_The problem_
Everything in the records is to be written out exactly, except the pictures.

_Data extracts_
________________________

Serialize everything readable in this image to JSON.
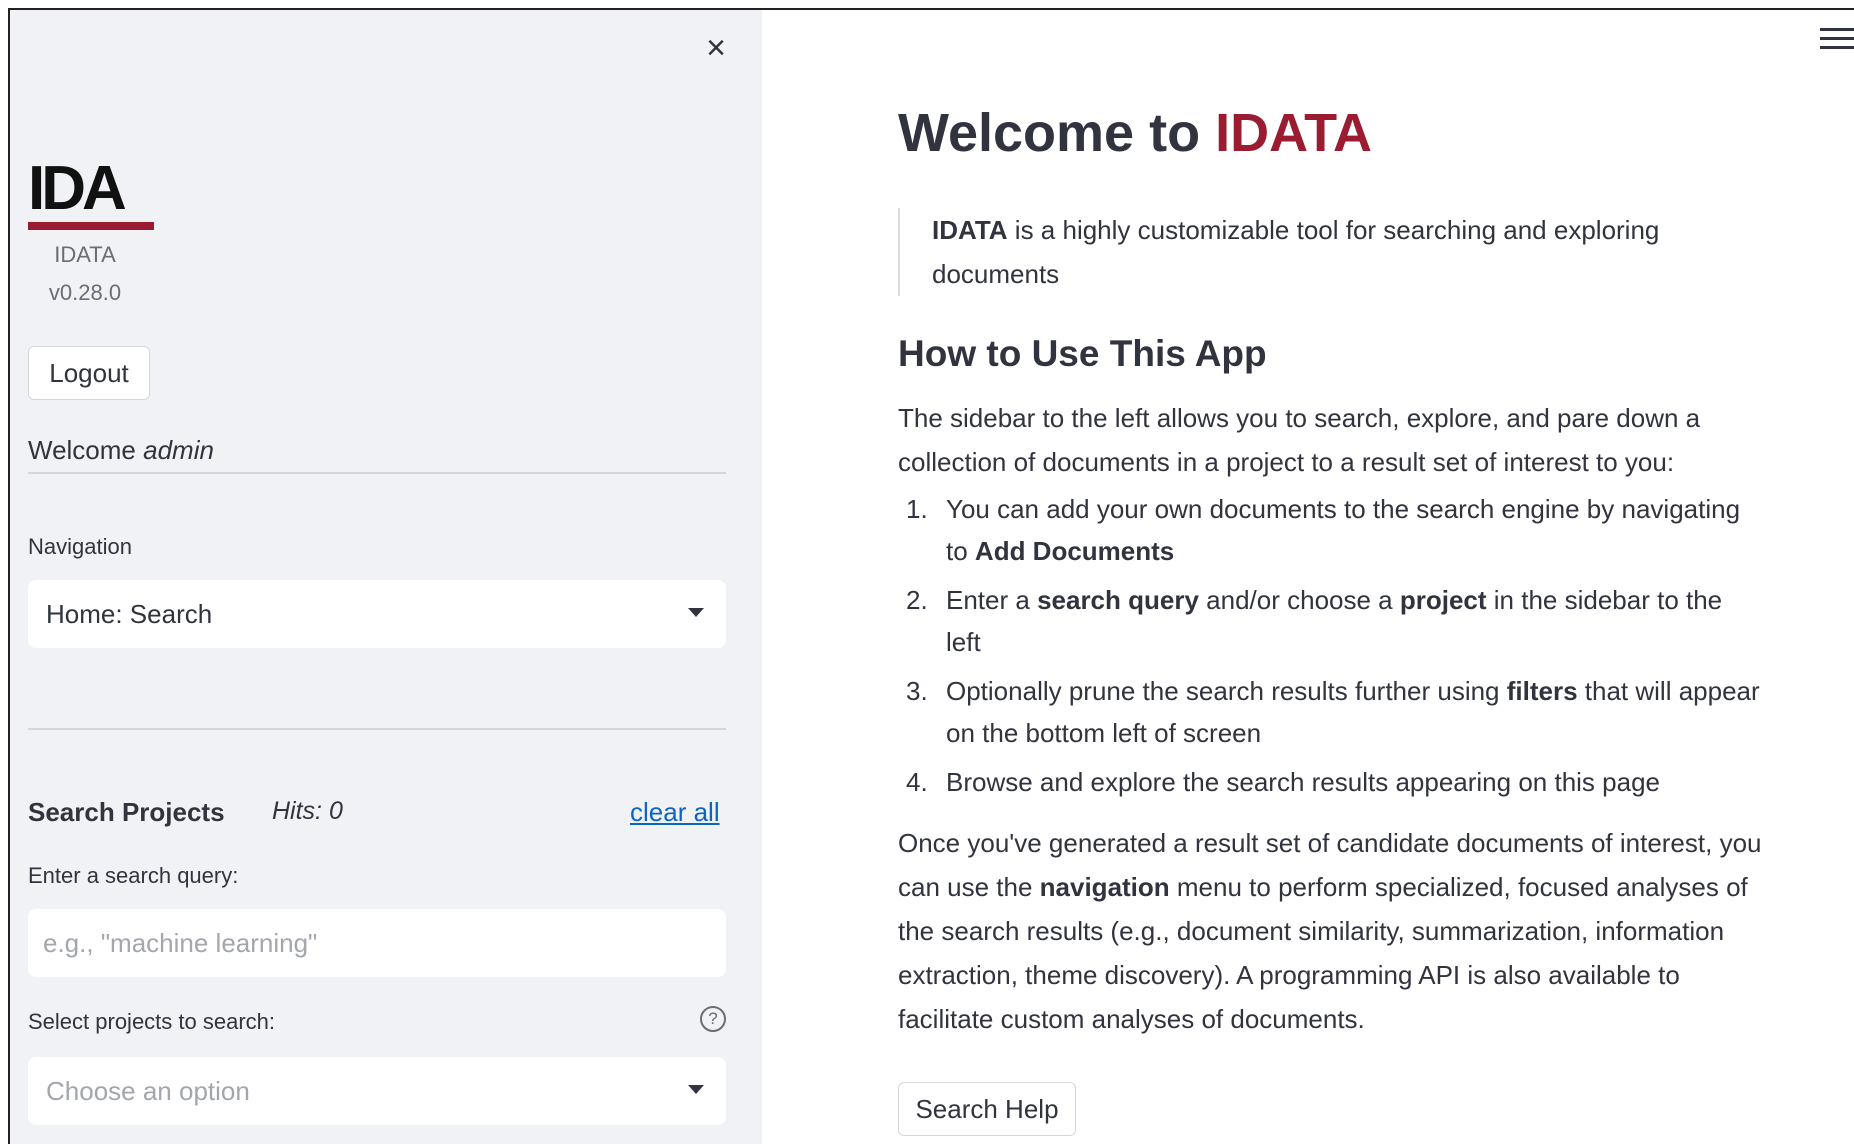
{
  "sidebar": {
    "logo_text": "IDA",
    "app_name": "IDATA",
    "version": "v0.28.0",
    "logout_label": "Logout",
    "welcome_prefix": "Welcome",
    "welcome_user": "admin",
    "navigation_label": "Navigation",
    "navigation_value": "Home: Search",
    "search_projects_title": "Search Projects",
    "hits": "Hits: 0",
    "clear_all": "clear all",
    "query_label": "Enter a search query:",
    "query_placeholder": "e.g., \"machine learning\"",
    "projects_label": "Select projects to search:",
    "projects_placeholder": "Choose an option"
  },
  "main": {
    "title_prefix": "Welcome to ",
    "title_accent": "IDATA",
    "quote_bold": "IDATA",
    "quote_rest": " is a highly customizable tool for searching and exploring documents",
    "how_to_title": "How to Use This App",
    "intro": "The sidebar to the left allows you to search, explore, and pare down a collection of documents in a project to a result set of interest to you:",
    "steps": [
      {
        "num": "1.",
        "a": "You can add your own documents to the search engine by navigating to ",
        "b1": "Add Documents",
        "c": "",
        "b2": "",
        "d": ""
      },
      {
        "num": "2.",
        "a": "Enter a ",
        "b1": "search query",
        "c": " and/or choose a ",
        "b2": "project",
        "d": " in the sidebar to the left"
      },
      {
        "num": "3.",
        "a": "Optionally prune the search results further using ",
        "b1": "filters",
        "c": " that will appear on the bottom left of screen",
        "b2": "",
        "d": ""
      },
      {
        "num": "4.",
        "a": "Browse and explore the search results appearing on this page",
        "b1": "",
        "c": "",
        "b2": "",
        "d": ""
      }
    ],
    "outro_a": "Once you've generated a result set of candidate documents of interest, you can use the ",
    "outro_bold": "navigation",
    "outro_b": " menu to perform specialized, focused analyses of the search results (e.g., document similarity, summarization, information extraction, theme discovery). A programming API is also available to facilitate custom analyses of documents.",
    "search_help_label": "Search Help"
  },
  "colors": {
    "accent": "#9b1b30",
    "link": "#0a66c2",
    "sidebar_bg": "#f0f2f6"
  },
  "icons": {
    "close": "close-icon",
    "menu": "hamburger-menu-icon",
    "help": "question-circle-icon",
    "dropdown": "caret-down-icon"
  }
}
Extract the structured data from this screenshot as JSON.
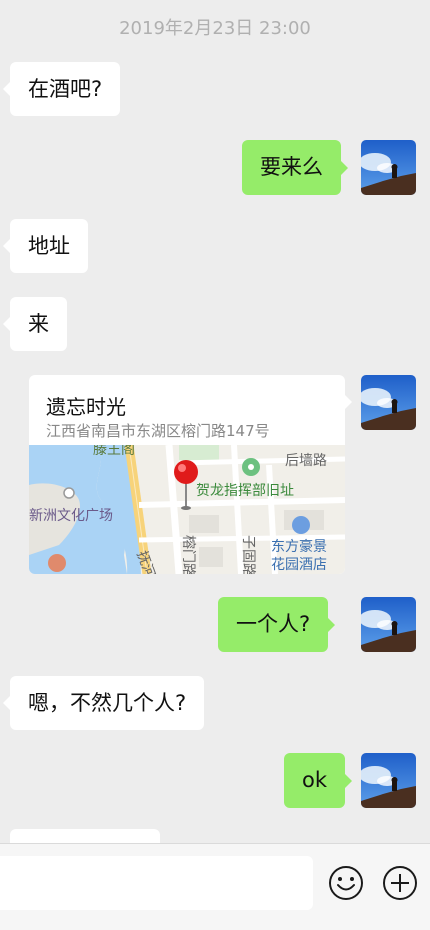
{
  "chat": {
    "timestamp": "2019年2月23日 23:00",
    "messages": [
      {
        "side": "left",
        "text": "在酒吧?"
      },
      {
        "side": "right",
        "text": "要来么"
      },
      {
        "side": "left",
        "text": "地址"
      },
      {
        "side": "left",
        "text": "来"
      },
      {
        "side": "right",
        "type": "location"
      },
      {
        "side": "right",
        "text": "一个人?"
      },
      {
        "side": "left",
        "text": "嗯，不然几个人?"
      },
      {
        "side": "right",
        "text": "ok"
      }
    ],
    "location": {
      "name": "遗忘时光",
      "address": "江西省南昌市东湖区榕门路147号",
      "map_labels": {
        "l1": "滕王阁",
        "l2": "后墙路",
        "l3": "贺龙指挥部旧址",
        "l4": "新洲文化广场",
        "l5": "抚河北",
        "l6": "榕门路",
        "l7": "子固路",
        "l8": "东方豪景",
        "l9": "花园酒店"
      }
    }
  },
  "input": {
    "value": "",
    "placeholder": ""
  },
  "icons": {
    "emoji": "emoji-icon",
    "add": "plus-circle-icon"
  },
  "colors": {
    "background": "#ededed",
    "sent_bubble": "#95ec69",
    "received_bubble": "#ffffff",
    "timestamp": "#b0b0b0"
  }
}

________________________

_Reply to the task_
Serialize everything readable in this image to JSON.
{
  "sidebar": {
    "logo_text": "IDA",
    "app_name": "IDATA",
    "version": "v0.28.0",
    "logout_label": "Logout",
    "welcome_prefix": "Welcome",
    "welcome_user": "admin",
    "navigation_label": "Navigation",
    "navigation_value": "Home: Search",
    "search_projects_title": "Search Projects",
    "hits": "Hits: 0",
    "clear_all": "clear all",
    "query_label": "Enter a search query:",
    "query_placeholder": "e.g., \"machine learning\"",
    "projects_label": "Select projects to search:",
    "projects_placeholder": "Choose an option"
  },
  "main": {
    "title_prefix": "Welcome to ",
    "title_accent": "IDATA",
    "quote_bold": "IDATA",
    "quote_rest": " is a highly customizable tool for searching and exploring documents",
    "how_to_title": "How to Use This App",
    "intro": "The sidebar to the left allows you to search, explore, and pare down a collection of documents in a project to a result set of interest to you:",
    "steps": [
      {
        "num": "1.",
        "a": "You can add your own documents to the search engine by navigating to ",
        "b1": "Add Documents",
        "c": "",
        "b2": "",
        "d": ""
      },
      {
        "num": "2.",
        "a": "Enter a ",
        "b1": "search query",
        "c": " and/or choose a ",
        "b2": "project",
        "d": " in the sidebar to the left"
      },
      {
        "num": "3.",
        "a": "Optionally prune the search results further using ",
        "b1": "filters",
        "c": " that will appear on the bottom left of screen",
        "b2": "",
        "d": ""
      },
      {
        "num": "4.",
        "a": "Browse and explore the search results appearing on this page",
        "b1": "",
        "c": "",
        "b2": "",
        "d": ""
      }
    ],
    "outro_a": "Once you've generated a result set of candidate documents of interest, you can use the ",
    "outro_bold": "navigation",
    "outro_b": " menu to perform specialized, focused analyses of the search results (e.g., document similarity, summarization, information extraction, theme discovery). A programming API is also available to facilitate custom analyses of documents.",
    "search_help_label": "Search Help"
  },
  "colors": {
    "accent": "#9b1b30",
    "link": "#0a66c2",
    "sidebar_bg": "#f0f2f6"
  },
  "icons": {
    "close": "close-icon",
    "menu": "hamburger-menu-icon",
    "help": "question-circle-icon",
    "dropdown": "caret-down-icon"
  }
}
Extract the structured data from this screenshot as JSON.
{
  "chat": {
    "timestamp": "2019年2月23日 23:00",
    "messages": [
      {
        "side": "left",
        "text": "在酒吧?"
      },
      {
        "side": "right",
        "text": "要来么"
      },
      {
        "side": "left",
        "text": "地址"
      },
      {
        "side": "left",
        "text": "来"
      },
      {
        "side": "right",
        "type": "location"
      },
      {
        "side": "right",
        "text": "一个人?"
      },
      {
        "side": "left",
        "text": "嗯，不然几个人?"
      },
      {
        "side": "right",
        "text": "ok"
      }
    ],
    "location": {
      "name": "遗忘时光",
      "address": "江西省南昌市东湖区榕门路147号",
      "map_labels": {
        "l1": "滕王阁",
        "l2": "后墙路",
        "l3": "贺龙指挥部旧址",
        "l4": "新洲文化广场",
        "l5": "抚河北",
        "l6": "榕门路",
        "l7": "子固路",
        "l8": "东方豪景",
        "l9": "花园酒店"
      }
    }
  },
  "input": {
    "value": "",
    "placeholder": ""
  },
  "icons": {
    "emoji": "emoji-icon",
    "add": "plus-circle-icon"
  },
  "colors": {
    "background": "#ededed",
    "sent_bubble": "#95ec69",
    "received_bubble": "#ffffff",
    "timestamp": "#b0b0b0"
  }
}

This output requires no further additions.